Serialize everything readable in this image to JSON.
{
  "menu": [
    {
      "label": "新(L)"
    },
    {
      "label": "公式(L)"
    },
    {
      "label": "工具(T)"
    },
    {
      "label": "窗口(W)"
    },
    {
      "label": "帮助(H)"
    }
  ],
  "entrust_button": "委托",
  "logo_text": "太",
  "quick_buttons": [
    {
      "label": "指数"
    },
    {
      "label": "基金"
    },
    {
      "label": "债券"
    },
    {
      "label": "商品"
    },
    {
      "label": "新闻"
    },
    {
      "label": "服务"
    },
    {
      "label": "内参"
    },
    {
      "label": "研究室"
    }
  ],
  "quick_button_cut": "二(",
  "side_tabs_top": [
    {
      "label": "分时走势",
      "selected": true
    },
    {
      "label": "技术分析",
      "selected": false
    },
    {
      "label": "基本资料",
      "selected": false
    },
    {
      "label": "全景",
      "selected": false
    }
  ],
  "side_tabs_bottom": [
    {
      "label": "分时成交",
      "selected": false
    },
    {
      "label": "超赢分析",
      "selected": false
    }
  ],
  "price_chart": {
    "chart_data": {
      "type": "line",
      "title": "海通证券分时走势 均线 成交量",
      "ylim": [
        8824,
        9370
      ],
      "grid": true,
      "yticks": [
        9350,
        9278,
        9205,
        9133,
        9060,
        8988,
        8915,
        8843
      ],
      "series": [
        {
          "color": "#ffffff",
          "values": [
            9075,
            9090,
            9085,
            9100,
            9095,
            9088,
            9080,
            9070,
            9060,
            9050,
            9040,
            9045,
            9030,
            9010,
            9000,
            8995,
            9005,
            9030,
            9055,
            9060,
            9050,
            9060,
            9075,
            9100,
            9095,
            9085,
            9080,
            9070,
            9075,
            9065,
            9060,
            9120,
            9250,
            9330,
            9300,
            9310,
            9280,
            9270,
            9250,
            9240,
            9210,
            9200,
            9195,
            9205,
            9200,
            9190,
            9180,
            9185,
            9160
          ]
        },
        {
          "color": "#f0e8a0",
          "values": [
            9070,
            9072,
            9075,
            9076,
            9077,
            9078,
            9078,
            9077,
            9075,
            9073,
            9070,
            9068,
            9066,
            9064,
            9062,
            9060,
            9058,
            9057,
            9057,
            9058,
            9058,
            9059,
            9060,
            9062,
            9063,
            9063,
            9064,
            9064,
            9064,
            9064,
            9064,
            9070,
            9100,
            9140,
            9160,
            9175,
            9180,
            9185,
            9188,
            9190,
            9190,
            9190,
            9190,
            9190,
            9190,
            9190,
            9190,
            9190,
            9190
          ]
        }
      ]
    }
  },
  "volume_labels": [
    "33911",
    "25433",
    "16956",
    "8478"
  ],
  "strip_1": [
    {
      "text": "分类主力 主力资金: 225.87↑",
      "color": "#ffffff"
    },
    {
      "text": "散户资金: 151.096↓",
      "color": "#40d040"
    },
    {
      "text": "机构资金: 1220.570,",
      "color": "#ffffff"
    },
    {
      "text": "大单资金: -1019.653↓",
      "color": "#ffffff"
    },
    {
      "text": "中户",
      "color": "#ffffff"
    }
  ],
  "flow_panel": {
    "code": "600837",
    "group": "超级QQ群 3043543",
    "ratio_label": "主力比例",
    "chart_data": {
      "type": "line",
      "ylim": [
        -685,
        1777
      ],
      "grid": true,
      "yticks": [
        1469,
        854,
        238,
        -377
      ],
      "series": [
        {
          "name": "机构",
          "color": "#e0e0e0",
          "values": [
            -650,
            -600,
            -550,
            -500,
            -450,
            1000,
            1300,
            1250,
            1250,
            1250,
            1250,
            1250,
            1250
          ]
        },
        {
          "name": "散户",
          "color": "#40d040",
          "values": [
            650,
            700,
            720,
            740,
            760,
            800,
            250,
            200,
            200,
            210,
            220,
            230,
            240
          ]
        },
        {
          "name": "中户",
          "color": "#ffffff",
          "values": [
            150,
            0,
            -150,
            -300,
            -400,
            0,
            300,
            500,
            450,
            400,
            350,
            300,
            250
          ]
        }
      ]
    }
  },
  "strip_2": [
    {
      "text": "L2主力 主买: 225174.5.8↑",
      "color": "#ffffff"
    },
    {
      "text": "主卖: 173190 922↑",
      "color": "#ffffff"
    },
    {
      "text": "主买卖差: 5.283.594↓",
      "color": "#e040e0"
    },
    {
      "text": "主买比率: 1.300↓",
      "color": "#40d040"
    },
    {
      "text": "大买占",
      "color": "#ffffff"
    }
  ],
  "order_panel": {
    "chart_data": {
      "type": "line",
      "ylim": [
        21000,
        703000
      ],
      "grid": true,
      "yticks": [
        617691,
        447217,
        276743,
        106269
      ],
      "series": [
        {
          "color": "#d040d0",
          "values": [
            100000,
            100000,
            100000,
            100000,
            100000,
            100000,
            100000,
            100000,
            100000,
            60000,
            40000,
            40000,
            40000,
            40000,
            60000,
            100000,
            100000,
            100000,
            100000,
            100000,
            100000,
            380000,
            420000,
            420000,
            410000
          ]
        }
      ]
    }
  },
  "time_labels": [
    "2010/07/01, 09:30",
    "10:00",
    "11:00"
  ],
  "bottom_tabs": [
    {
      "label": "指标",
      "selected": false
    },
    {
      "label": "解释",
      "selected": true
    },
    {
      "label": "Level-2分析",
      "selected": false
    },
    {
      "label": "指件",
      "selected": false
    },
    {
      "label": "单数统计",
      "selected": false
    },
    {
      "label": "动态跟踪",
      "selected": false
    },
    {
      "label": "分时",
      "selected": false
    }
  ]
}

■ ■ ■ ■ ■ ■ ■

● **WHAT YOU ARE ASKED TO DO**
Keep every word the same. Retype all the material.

● **ANSWER BELOW**
Serialize everything readable in this image to JSON.
{
  "menu": [
    {
      "label": "新(L)"
    },
    {
      "label": "公式(L)"
    },
    {
      "label": "工具(T)"
    },
    {
      "label": "窗口(W)"
    },
    {
      "label": "帮助(H)"
    }
  ],
  "entrust_button": "委托",
  "logo_text": "太",
  "quick_buttons": [
    {
      "label": "指数"
    },
    {
      "label": "基金"
    },
    {
      "label": "债券"
    },
    {
      "label": "商品"
    },
    {
      "label": "新闻"
    },
    {
      "label": "服务"
    },
    {
      "label": "内参"
    },
    {
      "label": "研究室"
    }
  ],
  "quick_button_cut": "二(",
  "side_tabs_top": [
    {
      "label": "分时走势",
      "selected": true
    },
    {
      "label": "技术分析",
      "selected": false
    },
    {
      "label": "基本资料",
      "selected": false
    },
    {
      "label": "全景",
      "selected": false
    }
  ],
  "side_tabs_bottom": [
    {
      "label": "分时成交",
      "selected": false
    },
    {
      "label": "超赢分析",
      "selected": false
    }
  ],
  "price_chart": {
    "chart_data": {
      "type": "line",
      "title": "海通证券分时走势 均线 成交量",
      "ylim": [
        8824,
        9370
      ],
      "grid": true,
      "yticks": [
        9350,
        9278,
        9205,
        9133,
        9060,
        8988,
        8915,
        8843
      ],
      "series": [
        {
          "color": "#ffffff",
          "values": [
            9075,
            9090,
            9085,
            9100,
            9095,
            9088,
            9080,
            9070,
            9060,
            9050,
            9040,
            9045,
            9030,
            9010,
            9000,
            8995,
            9005,
            9030,
            9055,
            9060,
            9050,
            9060,
            9075,
            9100,
            9095,
            9085,
            9080,
            9070,
            9075,
            9065,
            9060,
            9120,
            9250,
            9330,
            9300,
            9310,
            9280,
            9270,
            9250,
            9240,
            9210,
            9200,
            9195,
            9205,
            9200,
            9190,
            9180,
            9185,
            9160
          ]
        },
        {
          "color": "#f0e8a0",
          "values": [
            9070,
            9072,
            9075,
            9076,
            9077,
            9078,
            9078,
            9077,
            9075,
            9073,
            9070,
            9068,
            9066,
            9064,
            9062,
            9060,
            9058,
            9057,
            9057,
            9058,
            9058,
            9059,
            9060,
            9062,
            9063,
            9063,
            9064,
            9064,
            9064,
            9064,
            9064,
            9070,
            9100,
            9140,
            9160,
            9175,
            9180,
            9185,
            9188,
            9190,
            9190,
            9190,
            9190,
            9190,
            9190,
            9190,
            9190,
            9190,
            9190
          ]
        }
      ]
    }
  },
  "volume_labels": [
    "33911",
    "25433",
    "16956",
    "8478"
  ],
  "strip_1": [
    {
      "text": "分类主力 主力资金: 225.87↑",
      "color": "#ffffff"
    },
    {
      "text": "散户资金: 151.096↓",
      "color": "#40d040"
    },
    {
      "text": "机构资金: 1220.570,",
      "color": "#ffffff"
    },
    {
      "text": "大单资金: -1019.653↓",
      "color": "#ffffff"
    },
    {
      "text": "中户",
      "color": "#ffffff"
    }
  ],
  "flow_panel": {
    "code": "600837",
    "group": "超级QQ群 3043543",
    "ratio_label": "主力比例",
    "chart_data": {
      "type": "line",
      "ylim": [
        -685,
        1777
      ],
      "grid": true,
      "yticks": [
        1469,
        854,
        238,
        -377
      ],
      "series": [
        {
          "name": "机构",
          "color": "#e0e0e0",
          "values": [
            -650,
            -600,
            -550,
            -500,
            -450,
            1000,
            1300,
            1250,
            1250,
            1250,
            1250,
            1250,
            1250
          ]
        },
        {
          "name": "散户",
          "color": "#40d040",
          "values": [
            650,
            700,
            720,
            740,
            760,
            800,
            250,
            200,
            200,
            210,
            220,
            230,
            240
          ]
        },
        {
          "name": "中户",
          "color": "#ffffff",
          "values": [
            150,
            0,
            -150,
            -300,
            -400,
            0,
            300,
            500,
            450,
            400,
            350,
            300,
            250
          ]
        }
      ]
    }
  },
  "strip_2": [
    {
      "text": "L2主力 主买: 225174.5.8↑",
      "color": "#ffffff"
    },
    {
      "text": "主卖: 173190 922↑",
      "color": "#ffffff"
    },
    {
      "text": "主买卖差: 5.283.594↓",
      "color": "#e040e0"
    },
    {
      "text": "主买比率: 1.300↓",
      "color": "#40d040"
    },
    {
      "text": "大买占",
      "color": "#ffffff"
    }
  ],
  "order_panel": {
    "chart_data": {
      "type": "line",
      "ylim": [
        21000,
        703000
      ],
      "grid": true,
      "yticks": [
        617691,
        447217,
        276743,
        106269
      ],
      "series": [
        {
          "color": "#d040d0",
          "values": [
            100000,
            100000,
            100000,
            100000,
            100000,
            100000,
            100000,
            100000,
            100000,
            60000,
            40000,
            40000,
            40000,
            40000,
            60000,
            100000,
            100000,
            100000,
            100000,
            100000,
            100000,
            380000,
            420000,
            420000,
            410000
          ]
        }
      ]
    }
  },
  "time_labels": [
    "2010/07/01, 09:30",
    "10:00",
    "11:00"
  ],
  "bottom_tabs": [
    {
      "label": "指标",
      "selected": false
    },
    {
      "label": "解释",
      "selected": true
    },
    {
      "label": "Level-2分析",
      "selected": false
    },
    {
      "label": "指件",
      "selected": false
    },
    {
      "label": "单数统计",
      "selected": false
    },
    {
      "label": "动态跟踪",
      "selected": false
    },
    {
      "label": "分时",
      "selected": false
    }
  ]
}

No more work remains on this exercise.